Records from a dataset:
<<<<

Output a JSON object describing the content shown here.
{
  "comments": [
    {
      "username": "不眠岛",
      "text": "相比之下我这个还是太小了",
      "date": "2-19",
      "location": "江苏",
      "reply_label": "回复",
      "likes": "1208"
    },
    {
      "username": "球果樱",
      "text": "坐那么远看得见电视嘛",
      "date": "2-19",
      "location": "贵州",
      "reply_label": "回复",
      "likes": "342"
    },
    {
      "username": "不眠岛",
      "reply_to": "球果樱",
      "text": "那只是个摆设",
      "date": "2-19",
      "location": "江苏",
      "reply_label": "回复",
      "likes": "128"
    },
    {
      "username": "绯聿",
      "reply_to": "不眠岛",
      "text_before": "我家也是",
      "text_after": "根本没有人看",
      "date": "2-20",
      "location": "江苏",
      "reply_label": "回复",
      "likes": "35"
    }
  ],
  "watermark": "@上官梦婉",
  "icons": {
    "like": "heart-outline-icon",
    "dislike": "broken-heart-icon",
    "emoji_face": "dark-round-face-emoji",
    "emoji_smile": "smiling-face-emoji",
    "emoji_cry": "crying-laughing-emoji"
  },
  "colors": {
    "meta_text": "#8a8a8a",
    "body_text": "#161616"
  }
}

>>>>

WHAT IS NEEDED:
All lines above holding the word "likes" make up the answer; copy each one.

TASK RESULT:
      "likes": "1208"
      "likes": "342"
      "likes": "128"
      "likes": "35"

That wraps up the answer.